2013 November 24, Sunday
Bayou Corne, Louisiana
Two months since our last flyover of the Bayou Corne sinkhole, and our 14th "look from above" at this unfolding tragedy since August of 2012. Photos and video are provided below, with some comments reflecting on what we have seen over these past 16 months here. We also bring you some interesting photos of sights between here and New Orleans, and along the Mississippi River and the famous "Cancer Alley." Here are a few notable photos from today, with video and many more photos below:
With autumn in full force and winter nearing, the natural foliage is turning brown or bare, making it startlingly apparent how many bayous and waterways thread their ways through this area -- indeed, throughout Louisiana. Here near Bayou Corne, the waterways all appear to be interconnected, and unfortunately very connected to the sinkhole -- which from a distance looks like an innocent small lake, but it is so far from that.

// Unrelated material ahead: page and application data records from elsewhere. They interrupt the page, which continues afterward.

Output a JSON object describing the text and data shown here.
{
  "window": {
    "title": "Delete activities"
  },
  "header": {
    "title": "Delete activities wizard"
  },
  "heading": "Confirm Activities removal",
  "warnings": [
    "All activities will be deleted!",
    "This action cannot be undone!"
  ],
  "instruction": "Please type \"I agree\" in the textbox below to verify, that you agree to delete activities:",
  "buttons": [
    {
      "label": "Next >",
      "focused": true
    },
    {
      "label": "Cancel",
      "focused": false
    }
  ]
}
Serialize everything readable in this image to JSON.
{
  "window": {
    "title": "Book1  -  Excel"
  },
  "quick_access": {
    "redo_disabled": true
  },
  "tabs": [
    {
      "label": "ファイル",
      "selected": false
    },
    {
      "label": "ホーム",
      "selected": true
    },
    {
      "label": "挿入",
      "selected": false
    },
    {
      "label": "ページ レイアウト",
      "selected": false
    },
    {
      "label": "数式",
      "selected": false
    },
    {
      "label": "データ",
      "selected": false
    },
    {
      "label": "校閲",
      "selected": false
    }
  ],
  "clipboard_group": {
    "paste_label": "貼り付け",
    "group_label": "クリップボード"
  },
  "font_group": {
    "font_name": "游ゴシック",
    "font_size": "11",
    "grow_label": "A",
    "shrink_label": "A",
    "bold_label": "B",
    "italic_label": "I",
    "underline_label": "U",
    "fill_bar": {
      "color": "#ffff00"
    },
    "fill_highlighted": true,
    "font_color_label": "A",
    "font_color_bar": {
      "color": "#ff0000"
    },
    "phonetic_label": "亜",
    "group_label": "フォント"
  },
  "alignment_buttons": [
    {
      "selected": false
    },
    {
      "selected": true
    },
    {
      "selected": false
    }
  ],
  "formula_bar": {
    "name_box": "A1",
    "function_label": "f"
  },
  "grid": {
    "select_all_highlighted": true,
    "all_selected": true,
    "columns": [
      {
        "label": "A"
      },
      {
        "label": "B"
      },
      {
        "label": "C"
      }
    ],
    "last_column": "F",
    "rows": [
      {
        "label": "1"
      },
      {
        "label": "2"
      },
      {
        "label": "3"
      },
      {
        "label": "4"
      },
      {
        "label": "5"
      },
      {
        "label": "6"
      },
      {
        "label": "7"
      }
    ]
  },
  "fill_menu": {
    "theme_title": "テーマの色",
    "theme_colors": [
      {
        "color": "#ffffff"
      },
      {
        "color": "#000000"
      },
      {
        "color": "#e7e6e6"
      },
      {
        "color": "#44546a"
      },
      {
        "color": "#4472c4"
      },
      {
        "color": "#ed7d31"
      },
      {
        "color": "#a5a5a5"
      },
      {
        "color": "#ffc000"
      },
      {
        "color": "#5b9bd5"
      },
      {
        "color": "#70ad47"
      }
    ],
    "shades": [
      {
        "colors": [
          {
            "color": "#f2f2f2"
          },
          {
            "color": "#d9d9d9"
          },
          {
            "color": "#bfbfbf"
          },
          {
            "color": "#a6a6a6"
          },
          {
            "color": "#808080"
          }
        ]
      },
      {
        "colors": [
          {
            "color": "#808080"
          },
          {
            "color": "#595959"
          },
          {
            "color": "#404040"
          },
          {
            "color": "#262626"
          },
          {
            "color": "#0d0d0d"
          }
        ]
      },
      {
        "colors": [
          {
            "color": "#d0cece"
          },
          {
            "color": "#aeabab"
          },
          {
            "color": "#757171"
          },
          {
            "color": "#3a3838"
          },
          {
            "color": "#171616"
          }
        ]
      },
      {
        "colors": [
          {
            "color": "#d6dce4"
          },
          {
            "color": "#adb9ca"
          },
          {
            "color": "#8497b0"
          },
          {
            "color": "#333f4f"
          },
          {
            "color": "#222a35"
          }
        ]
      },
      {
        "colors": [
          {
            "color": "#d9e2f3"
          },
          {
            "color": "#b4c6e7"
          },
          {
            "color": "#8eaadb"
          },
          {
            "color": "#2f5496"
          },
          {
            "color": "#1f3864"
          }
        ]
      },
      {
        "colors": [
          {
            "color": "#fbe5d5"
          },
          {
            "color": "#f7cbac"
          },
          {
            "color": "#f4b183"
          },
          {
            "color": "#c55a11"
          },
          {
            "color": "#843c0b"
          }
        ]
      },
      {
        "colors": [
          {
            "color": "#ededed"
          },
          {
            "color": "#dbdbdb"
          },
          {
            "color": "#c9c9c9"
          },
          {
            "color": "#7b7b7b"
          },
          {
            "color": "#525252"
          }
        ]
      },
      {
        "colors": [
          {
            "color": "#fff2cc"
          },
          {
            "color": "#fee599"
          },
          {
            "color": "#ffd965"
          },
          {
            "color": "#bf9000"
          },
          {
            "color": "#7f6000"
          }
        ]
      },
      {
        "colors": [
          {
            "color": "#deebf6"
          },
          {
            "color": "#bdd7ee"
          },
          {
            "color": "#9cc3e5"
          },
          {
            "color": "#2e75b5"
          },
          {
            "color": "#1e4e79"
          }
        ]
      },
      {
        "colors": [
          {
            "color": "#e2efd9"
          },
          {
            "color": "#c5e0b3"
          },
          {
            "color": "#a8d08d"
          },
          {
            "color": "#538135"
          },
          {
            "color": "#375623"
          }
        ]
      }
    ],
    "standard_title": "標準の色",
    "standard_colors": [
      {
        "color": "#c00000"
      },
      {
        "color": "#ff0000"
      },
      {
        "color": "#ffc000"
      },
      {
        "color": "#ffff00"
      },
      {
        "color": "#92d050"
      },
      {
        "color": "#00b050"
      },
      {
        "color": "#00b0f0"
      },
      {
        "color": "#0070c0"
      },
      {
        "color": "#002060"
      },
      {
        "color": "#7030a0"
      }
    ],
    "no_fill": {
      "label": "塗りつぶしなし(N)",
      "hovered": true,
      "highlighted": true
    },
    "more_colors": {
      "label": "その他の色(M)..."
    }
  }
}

Newly-graded roads and berms around the sinkhole have appeared at increasingly great distance from the center of the sinkhole, as its perimeter grows.
The beautiful but mostly abandoned community of Bayou Corne to the northwest looks small now, compared to the sinkhole. From the air, it is apparent how prevalent here are wells and other sites associated with the drilling, processing, and storing of oil, gas, and brine. It is ironic to find so much industry in what is otherwise a lush, scenic swamp and wetland area.
There is not much happy that we can say about Bayou Corne these days. Facts and news are amply covered these days by private blogs and websites. If only the underlying problem, the prevention of future problems here and elsewhere, and some acceptable remedy for the citizens of this community could be better addressed and all of us more assured that this threat is no more.
Here is a video taken today, followed by more photos of the sinkhole and surrounding area. Following that, we offer many photos of more sites, some of them quite interesting or beautiful, including wetlands; a paddlewheel cruise boat of Mark Twain stories called the "American Queen" and various barges on the Mississippi River; refineries and other oil-related industrial areas along the Mississippi; lovely bridges and sites such as the quaint and determined little settlement of Frenier on the southwest shore of Lake Pontchartrain; and finally, our return to New Orleans.
It was nice to be in the air again over this beautiful part of the world.
The waypoints noted on the map of today's flight were as follows:
|Lots of sugar cane fields being burned.Also two large flying groups of woodstorks!|
|Large controlled fire in fields NE of Bayou Corne|
|Winding bayous, gorgeous.|